(Records provided)
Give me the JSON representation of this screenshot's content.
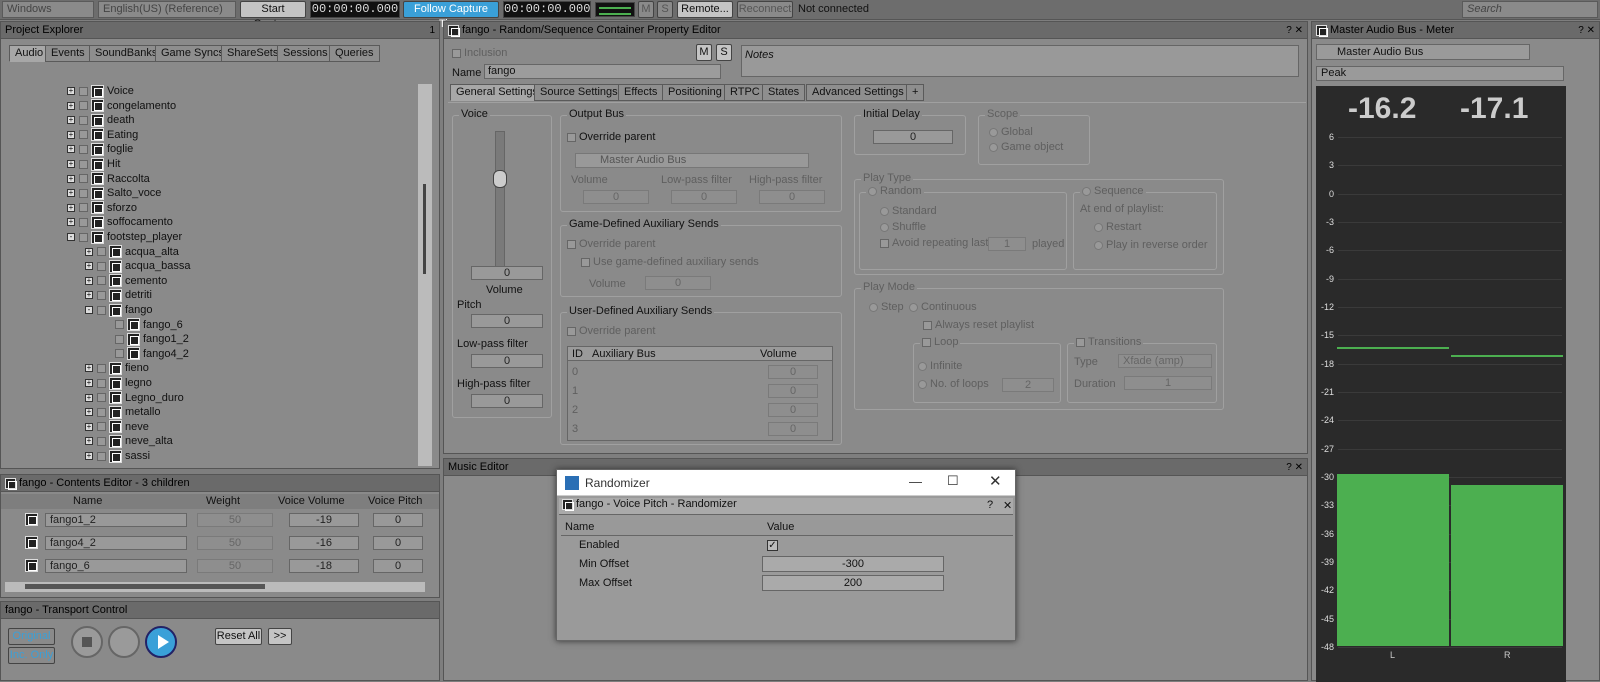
{
  "toolbar": {
    "layout": "Windows",
    "language": "English(US) (Reference)",
    "start_capture": "Start Capture",
    "time1": "00:00:00.000",
    "follow_capture": "Follow Capture Time",
    "time2": "00:00:00.000",
    "m": "M",
    "s": "S",
    "remote": "Remote...",
    "reconnect": "Reconnect",
    "status": "Not connected",
    "search_placeholder": "Search"
  },
  "explorer": {
    "title": "Project Explorer",
    "num": "1",
    "tabs": [
      "Audio",
      "Events",
      "SoundBanks",
      "Game Syncs",
      "ShareSets",
      "Sessions",
      "Queries"
    ],
    "items": [
      "Voice",
      "congelamento",
      "death",
      "Eating",
      "foglie",
      "Hit",
      "Raccolta",
      "Salto_voce",
      "sforzo",
      "soffocamento",
      "footstep_player"
    ],
    "children": [
      "acqua_alta",
      "acqua_bassa",
      "cemento",
      "detriti",
      "fango"
    ],
    "grandchildren": [
      "fango_6",
      "fango1_2",
      "fango4_2"
    ],
    "after": [
      "fieno",
      "legno",
      "Legno_duro",
      "metallo",
      "neve",
      "neve_alta",
      "sassi"
    ]
  },
  "contents": {
    "title": "fango - Contents Editor - 3 children",
    "cols": [
      "Name",
      "Weight",
      "Voice Volume",
      "Voice Pitch"
    ],
    "rows": [
      {
        "name": "fango1_2",
        "weight": "50",
        "vol": "-19",
        "pitch": "0"
      },
      {
        "name": "fango4_2",
        "weight": "50",
        "vol": "-16",
        "pitch": "0"
      },
      {
        "name": "fango_6",
        "weight": "50",
        "vol": "-18",
        "pitch": "0"
      }
    ]
  },
  "transport": {
    "title": "fango - Transport Control",
    "original": "Original",
    "inc_only": "Inc. Only",
    "reset": "Reset All",
    "more": ">>"
  },
  "editor": {
    "title": "fango - Random/Sequence Container Property Editor",
    "inclusion": "Inclusion",
    "m": "M",
    "s": "S",
    "name_label": "Name",
    "name_value": "fango",
    "notes": "Notes",
    "tabs": [
      "General Settings",
      "Source Settings",
      "Effects",
      "Positioning",
      "RTPC",
      "States",
      "Advanced Settings",
      "+"
    ],
    "voice": "Voice",
    "volume_val": "0",
    "volume": "Volume",
    "pitch": "Pitch",
    "pitch_val": "0",
    "lpf": "Low-pass filter",
    "lpf_val": "0",
    "hpf": "High-pass filter",
    "hpf_val": "0",
    "output_bus": "Output Bus",
    "override_parent": "Override parent",
    "master_bus": "Master Audio Bus",
    "ob_volume": "Volume",
    "ob_lpf": "Low-pass filter",
    "ob_hpf": "High-pass filter",
    "zero": "0",
    "gdas": "Game-Defined Auxiliary Sends",
    "use_gdas": "Use game-defined auxiliary sends",
    "udas": "User-Defined Auxiliary Sends",
    "aux_cols": [
      "ID",
      "Auxiliary Bus",
      "Volume"
    ],
    "aux_ids": [
      "0",
      "1",
      "2",
      "3"
    ],
    "initial_delay": "Initial Delay",
    "scope": "Scope",
    "global": "Global",
    "game_object": "Game object",
    "play_type": "Play Type",
    "random": "Random",
    "standard": "Standard",
    "shuffle": "Shuffle",
    "avoid": "Avoid repeating last",
    "avoid_val": "1",
    "played": "played",
    "sequence": "Sequence",
    "end_playlist": "At end of playlist:",
    "restart": "Restart",
    "reverse": "Play in reverse order",
    "play_mode": "Play Mode",
    "step": "Step",
    "continuous": "Continuous",
    "always_reset": "Always reset playlist",
    "loop": "Loop",
    "infinite": "Infinite",
    "no_loops": "No. of loops",
    "loops_val": "2",
    "transitions": "Transitions",
    "type": "Type",
    "type_val": "Xfade (amp)",
    "duration": "Duration",
    "duration_val": "1"
  },
  "music": {
    "title": "Music Editor"
  },
  "meter": {
    "title": "Master Audio Bus - Meter",
    "bus": "Master Audio Bus",
    "mode": "Peak",
    "left_db": "-16.2",
    "right_db": "-17.1",
    "left_label": "L",
    "right_label": "R",
    "scale": [
      "6",
      "3",
      "0",
      "-3",
      "-6",
      "-9",
      "-12",
      "-15",
      "-18",
      "-21",
      "-24",
      "-27",
      "-30",
      "-33",
      "-36",
      "-39",
      "-42",
      "-45",
      "-48"
    ],
    "left_level": 0.33,
    "right_level": 0.31,
    "left_peak_db": -16.2,
    "right_peak_db": -17.1
  },
  "randomizer": {
    "window_title": "Randomizer",
    "inner_title": "fango - Voice Pitch - Randomizer",
    "col_name": "Name",
    "col_value": "Value",
    "enabled": "Enabled",
    "min": "Min Offset",
    "min_val": "-300",
    "max": "Max Offset",
    "max_val": "200"
  }
}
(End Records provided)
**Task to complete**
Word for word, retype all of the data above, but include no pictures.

**Solution below**
Give me the JSON representation of this screenshot's content.
{
  "toolbar": {
    "layout": "Windows",
    "language": "English(US) (Reference)",
    "start_capture": "Start Capture",
    "time1": "00:00:00.000",
    "follow_capture": "Follow Capture Time",
    "time2": "00:00:00.000",
    "m": "M",
    "s": "S",
    "remote": "Remote...",
    "reconnect": "Reconnect",
    "status": "Not connected",
    "search_placeholder": "Search"
  },
  "explorer": {
    "title": "Project Explorer",
    "num": "1",
    "tabs": [
      "Audio",
      "Events",
      "SoundBanks",
      "Game Syncs",
      "ShareSets",
      "Sessions",
      "Queries"
    ],
    "items": [
      "Voice",
      "congelamento",
      "death",
      "Eating",
      "foglie",
      "Hit",
      "Raccolta",
      "Salto_voce",
      "sforzo",
      "soffocamento",
      "footstep_player"
    ],
    "children": [
      "acqua_alta",
      "acqua_bassa",
      "cemento",
      "detriti",
      "fango"
    ],
    "grandchildren": [
      "fango_6",
      "fango1_2",
      "fango4_2"
    ],
    "after": [
      "fieno",
      "legno",
      "Legno_duro",
      "metallo",
      "neve",
      "neve_alta",
      "sassi"
    ]
  },
  "contents": {
    "title": "fango - Contents Editor - 3 children",
    "cols": [
      "Name",
      "Weight",
      "Voice Volume",
      "Voice Pitch"
    ],
    "rows": [
      {
        "name": "fango1_2",
        "weight": "50",
        "vol": "-19",
        "pitch": "0"
      },
      {
        "name": "fango4_2",
        "weight": "50",
        "vol": "-16",
        "pitch": "0"
      },
      {
        "name": "fango_6",
        "weight": "50",
        "vol": "-18",
        "pitch": "0"
      }
    ]
  },
  "transport": {
    "title": "fango - Transport Control",
    "original": "Original",
    "inc_only": "Inc. Only",
    "reset": "Reset All",
    "more": ">>"
  },
  "editor": {
    "title": "fango - Random/Sequence Container Property Editor",
    "inclusion": "Inclusion",
    "m": "M",
    "s": "S",
    "name_label": "Name",
    "name_value": "fango",
    "notes": "Notes",
    "tabs": [
      "General Settings",
      "Source Settings",
      "Effects",
      "Positioning",
      "RTPC",
      "States",
      "Advanced Settings",
      "+"
    ],
    "voice": "Voice",
    "volume_val": "0",
    "volume": "Volume",
    "pitch": "Pitch",
    "pitch_val": "0",
    "lpf": "Low-pass filter",
    "lpf_val": "0",
    "hpf": "High-pass filter",
    "hpf_val": "0",
    "output_bus": "Output Bus",
    "override_parent": "Override parent",
    "master_bus": "Master Audio Bus",
    "ob_volume": "Volume",
    "ob_lpf": "Low-pass filter",
    "ob_hpf": "High-pass filter",
    "zero": "0",
    "gdas": "Game-Defined Auxiliary Sends",
    "use_gdas": "Use game-defined auxiliary sends",
    "udas": "User-Defined Auxiliary Sends",
    "aux_cols": [
      "ID",
      "Auxiliary Bus",
      "Volume"
    ],
    "aux_ids": [
      "0",
      "1",
      "2",
      "3"
    ],
    "initial_delay": "Initial Delay",
    "scope": "Scope",
    "global": "Global",
    "game_object": "Game object",
    "play_type": "Play Type",
    "random": "Random",
    "standard": "Standard",
    "shuffle": "Shuffle",
    "avoid": "Avoid repeating last",
    "avoid_val": "1",
    "played": "played",
    "sequence": "Sequence",
    "end_playlist": "At end of playlist:",
    "restart": "Restart",
    "reverse": "Play in reverse order",
    "play_mode": "Play Mode",
    "step": "Step",
    "continuous": "Continuous",
    "always_reset": "Always reset playlist",
    "loop": "Loop",
    "infinite": "Infinite",
    "no_loops": "No. of loops",
    "loops_val": "2",
    "transitions": "Transitions",
    "type": "Type",
    "type_val": "Xfade (amp)",
    "duration": "Duration",
    "duration_val": "1"
  },
  "music": {
    "title": "Music Editor"
  },
  "meter": {
    "title": "Master Audio Bus - Meter",
    "bus": "Master Audio Bus",
    "mode": "Peak",
    "left_db": "-16.2",
    "right_db": "-17.1",
    "left_label": "L",
    "right_label": "R",
    "scale": [
      "6",
      "3",
      "0",
      "-3",
      "-6",
      "-9",
      "-12",
      "-15",
      "-18",
      "-21",
      "-24",
      "-27",
      "-30",
      "-33",
      "-36",
      "-39",
      "-42",
      "-45",
      "-48"
    ],
    "left_level": 0.33,
    "right_level": 0.31,
    "left_peak_db": -16.2,
    "right_peak_db": -17.1
  },
  "randomizer": {
    "window_title": "Randomizer",
    "inner_title": "fango - Voice Pitch - Randomizer",
    "col_name": "Name",
    "col_value": "Value",
    "enabled": "Enabled",
    "min": "Min Offset",
    "min_val": "-300",
    "max": "Max Offset",
    "max_val": "200"
  }
}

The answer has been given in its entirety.